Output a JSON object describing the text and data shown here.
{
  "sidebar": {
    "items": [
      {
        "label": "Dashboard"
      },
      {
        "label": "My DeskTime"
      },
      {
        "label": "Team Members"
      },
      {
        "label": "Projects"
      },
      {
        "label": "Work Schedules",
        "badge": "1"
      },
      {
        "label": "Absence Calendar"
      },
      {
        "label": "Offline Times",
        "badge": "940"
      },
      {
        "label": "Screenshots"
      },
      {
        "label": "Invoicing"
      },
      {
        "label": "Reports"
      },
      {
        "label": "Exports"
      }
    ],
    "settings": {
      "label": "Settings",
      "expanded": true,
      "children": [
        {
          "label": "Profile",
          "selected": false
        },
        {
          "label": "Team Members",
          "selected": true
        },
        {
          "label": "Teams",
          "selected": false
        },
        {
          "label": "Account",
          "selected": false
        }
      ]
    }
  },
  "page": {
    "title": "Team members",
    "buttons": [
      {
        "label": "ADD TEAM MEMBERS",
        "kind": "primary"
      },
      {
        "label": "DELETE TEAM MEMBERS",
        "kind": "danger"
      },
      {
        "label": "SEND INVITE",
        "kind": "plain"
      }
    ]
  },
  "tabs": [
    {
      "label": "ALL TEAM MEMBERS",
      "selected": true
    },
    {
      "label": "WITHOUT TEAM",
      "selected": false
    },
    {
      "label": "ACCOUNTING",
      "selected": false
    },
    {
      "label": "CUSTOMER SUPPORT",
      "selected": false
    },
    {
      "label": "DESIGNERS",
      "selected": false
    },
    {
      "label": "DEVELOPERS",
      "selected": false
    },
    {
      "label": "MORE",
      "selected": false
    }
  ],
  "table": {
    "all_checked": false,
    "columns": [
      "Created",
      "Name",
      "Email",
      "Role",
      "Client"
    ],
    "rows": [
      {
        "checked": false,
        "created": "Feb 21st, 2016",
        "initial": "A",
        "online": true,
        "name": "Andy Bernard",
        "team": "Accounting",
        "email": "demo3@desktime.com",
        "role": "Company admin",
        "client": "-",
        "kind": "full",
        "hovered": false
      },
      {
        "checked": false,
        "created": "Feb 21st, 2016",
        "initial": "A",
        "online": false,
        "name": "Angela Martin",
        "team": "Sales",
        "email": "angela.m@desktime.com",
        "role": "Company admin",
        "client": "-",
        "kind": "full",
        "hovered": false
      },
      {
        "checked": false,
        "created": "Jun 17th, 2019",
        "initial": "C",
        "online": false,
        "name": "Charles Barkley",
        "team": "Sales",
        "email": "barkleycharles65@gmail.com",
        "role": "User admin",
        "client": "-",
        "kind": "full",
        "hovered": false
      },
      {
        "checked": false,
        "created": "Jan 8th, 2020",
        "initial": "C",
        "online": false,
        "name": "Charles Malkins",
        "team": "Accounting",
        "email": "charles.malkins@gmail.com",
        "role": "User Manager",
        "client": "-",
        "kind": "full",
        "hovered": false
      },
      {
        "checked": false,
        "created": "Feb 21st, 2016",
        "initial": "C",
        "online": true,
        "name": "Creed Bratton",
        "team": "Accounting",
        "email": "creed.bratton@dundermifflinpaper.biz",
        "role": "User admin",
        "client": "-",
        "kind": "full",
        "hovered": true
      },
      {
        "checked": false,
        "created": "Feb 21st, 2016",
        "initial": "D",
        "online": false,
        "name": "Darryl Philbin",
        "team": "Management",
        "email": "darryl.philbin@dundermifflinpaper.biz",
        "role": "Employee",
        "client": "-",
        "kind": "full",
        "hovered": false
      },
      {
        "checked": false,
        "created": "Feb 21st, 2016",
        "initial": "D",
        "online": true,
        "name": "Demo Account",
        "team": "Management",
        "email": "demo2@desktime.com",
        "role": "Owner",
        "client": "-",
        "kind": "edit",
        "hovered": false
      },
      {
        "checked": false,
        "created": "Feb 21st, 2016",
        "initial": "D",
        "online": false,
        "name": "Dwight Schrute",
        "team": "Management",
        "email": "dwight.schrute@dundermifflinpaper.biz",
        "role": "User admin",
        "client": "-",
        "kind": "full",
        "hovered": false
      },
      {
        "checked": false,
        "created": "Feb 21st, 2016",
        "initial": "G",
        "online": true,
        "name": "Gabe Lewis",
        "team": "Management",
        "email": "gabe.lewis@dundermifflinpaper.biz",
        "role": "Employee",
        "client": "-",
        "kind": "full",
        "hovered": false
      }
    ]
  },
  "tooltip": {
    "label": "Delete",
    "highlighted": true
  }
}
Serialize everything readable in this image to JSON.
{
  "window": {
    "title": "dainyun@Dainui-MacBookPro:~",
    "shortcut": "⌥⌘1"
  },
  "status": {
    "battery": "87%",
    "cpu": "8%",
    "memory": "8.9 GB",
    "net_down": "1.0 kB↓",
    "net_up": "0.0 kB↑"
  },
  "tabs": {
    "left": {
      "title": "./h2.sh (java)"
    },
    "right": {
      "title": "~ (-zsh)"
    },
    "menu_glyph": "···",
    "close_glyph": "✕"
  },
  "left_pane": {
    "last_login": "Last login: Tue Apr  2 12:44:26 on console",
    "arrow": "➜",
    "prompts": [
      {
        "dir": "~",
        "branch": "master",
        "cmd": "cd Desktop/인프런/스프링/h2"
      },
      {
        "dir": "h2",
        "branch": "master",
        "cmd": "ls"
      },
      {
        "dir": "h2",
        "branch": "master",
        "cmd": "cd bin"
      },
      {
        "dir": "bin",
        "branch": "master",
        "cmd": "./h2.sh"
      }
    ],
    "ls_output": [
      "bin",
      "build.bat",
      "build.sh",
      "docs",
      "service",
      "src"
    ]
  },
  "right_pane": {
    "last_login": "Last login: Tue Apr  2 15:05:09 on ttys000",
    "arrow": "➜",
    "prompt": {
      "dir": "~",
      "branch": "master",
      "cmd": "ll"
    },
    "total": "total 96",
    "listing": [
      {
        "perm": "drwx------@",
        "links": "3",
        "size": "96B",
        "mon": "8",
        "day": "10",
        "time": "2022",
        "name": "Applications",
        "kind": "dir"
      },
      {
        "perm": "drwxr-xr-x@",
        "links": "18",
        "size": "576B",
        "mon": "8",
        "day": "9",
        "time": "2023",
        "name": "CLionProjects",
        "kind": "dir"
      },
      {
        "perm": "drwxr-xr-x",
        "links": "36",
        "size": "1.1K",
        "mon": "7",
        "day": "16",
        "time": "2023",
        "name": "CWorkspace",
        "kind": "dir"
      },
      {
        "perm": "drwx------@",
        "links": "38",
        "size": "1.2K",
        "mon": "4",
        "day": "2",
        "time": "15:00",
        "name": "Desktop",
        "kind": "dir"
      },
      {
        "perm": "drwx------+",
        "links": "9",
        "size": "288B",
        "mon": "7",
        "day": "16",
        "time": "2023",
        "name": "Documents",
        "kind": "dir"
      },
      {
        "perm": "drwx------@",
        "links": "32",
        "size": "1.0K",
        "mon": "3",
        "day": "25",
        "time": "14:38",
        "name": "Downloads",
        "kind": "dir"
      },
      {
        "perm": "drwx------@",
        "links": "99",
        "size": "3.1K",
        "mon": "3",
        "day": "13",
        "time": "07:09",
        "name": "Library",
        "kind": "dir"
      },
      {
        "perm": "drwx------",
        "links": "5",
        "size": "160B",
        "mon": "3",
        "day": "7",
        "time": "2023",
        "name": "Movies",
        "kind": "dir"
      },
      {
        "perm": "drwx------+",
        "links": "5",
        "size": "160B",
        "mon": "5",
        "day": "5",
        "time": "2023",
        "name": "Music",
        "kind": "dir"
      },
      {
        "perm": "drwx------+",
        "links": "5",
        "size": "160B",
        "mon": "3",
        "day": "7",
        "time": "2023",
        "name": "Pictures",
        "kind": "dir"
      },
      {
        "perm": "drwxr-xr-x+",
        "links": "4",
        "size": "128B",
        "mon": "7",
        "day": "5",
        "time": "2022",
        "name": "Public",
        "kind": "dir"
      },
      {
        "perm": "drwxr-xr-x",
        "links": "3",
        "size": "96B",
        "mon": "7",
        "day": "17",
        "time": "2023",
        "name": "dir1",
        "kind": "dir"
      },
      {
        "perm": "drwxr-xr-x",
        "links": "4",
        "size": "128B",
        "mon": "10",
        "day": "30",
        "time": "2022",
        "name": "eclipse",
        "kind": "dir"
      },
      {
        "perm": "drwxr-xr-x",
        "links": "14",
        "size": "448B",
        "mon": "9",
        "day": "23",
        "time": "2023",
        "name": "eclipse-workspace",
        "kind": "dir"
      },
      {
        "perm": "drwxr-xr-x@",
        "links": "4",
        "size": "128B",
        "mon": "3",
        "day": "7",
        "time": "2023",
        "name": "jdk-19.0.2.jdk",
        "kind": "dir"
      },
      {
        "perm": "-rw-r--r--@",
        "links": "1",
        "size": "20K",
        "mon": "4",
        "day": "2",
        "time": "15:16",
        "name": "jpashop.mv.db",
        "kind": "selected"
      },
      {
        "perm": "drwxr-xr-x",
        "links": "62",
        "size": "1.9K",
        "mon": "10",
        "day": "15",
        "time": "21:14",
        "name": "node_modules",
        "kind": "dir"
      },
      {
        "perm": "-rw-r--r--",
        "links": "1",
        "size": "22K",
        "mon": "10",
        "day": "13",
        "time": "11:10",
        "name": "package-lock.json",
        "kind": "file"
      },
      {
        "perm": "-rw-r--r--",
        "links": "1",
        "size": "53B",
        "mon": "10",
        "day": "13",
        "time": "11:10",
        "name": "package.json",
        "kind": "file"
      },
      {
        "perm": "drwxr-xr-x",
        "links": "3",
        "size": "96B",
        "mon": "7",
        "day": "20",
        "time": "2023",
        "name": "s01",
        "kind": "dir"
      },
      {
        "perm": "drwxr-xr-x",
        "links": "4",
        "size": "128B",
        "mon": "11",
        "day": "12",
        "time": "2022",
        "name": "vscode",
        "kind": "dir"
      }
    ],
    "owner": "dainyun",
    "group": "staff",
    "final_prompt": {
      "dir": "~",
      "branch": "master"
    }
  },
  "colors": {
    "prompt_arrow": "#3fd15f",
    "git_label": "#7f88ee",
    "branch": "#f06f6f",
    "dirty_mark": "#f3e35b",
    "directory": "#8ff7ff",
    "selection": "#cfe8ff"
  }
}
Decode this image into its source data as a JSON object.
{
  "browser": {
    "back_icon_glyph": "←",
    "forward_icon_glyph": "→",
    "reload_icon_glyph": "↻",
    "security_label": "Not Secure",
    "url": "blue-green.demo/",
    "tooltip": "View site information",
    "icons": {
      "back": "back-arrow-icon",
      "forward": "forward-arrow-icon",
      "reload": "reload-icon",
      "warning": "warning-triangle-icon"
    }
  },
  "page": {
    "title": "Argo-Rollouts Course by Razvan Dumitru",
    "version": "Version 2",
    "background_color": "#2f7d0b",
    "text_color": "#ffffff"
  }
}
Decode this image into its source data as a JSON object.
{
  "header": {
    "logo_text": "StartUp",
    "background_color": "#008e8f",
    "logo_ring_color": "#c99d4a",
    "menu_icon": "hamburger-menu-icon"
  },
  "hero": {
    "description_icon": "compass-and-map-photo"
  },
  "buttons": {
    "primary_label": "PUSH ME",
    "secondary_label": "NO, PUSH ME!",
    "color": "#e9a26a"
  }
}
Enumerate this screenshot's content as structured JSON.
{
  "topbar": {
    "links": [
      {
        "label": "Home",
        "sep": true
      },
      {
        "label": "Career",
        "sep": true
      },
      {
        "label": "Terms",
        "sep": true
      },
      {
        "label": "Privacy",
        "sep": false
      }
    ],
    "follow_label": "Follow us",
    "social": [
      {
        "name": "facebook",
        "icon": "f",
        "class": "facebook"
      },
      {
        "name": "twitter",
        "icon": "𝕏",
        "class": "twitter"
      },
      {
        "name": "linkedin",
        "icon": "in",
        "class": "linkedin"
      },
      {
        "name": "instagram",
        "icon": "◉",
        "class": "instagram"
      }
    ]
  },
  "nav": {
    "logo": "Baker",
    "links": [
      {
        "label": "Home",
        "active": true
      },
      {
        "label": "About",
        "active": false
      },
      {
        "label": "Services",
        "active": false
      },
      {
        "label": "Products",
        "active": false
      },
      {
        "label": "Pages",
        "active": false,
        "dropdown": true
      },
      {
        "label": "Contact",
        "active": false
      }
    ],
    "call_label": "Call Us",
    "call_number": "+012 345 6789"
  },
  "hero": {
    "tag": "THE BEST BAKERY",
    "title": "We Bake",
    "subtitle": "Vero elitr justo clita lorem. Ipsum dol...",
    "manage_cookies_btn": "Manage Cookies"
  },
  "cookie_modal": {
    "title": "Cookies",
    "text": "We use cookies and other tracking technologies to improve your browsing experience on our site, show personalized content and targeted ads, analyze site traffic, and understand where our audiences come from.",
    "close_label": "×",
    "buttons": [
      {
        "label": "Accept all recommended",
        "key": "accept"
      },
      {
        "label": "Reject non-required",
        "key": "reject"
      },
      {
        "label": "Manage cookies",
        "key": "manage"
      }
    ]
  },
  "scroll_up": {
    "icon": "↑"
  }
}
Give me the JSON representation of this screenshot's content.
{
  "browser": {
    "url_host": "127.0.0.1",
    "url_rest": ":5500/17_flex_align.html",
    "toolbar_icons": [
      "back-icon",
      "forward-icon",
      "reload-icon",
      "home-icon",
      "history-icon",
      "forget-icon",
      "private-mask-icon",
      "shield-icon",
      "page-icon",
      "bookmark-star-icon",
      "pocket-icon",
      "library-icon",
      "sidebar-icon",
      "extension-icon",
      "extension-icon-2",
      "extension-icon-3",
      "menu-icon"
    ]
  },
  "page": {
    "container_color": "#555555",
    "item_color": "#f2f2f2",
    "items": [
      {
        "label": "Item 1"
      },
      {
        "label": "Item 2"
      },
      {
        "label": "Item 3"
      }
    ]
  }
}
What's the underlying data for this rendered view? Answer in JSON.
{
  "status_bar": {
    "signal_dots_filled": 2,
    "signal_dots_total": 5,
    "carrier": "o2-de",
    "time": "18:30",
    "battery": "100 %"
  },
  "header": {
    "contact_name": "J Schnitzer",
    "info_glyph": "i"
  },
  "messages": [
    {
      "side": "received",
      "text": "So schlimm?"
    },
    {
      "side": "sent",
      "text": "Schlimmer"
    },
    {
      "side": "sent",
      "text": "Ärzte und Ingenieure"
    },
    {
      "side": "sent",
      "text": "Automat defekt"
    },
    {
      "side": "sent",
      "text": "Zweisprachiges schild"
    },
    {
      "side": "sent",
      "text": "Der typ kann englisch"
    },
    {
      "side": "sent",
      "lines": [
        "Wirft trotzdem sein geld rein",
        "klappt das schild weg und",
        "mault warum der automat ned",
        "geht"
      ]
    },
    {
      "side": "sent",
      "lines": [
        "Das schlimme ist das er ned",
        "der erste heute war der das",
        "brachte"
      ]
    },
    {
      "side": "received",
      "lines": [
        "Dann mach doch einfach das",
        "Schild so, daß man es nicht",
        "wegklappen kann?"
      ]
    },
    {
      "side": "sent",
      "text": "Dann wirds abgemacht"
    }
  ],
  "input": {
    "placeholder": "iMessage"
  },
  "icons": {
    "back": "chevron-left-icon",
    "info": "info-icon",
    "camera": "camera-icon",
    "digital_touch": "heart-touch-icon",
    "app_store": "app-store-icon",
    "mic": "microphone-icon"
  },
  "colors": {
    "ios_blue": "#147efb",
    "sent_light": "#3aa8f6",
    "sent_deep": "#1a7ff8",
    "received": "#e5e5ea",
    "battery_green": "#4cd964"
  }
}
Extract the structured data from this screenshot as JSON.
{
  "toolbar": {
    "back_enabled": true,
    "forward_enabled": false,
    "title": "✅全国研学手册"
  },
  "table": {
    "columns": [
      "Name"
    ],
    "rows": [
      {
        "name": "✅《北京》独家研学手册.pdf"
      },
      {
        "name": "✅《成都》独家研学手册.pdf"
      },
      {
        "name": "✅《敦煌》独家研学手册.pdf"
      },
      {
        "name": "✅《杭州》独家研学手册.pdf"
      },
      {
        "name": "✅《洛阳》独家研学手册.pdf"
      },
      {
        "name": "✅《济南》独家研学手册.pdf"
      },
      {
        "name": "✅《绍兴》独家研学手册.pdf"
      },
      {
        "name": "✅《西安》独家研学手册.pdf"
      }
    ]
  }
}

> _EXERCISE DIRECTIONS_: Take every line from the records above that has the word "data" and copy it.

> _EXERCISE OUTPUT_:
Output a JSON object describing the text and data shown here.
Decode this image into its source data as a JSON object.
Decode this image into its source data as a JSON object.
What's the underlying data for this rendered view? Answer in JSON.
Extract the structured data from this screenshot as JSON.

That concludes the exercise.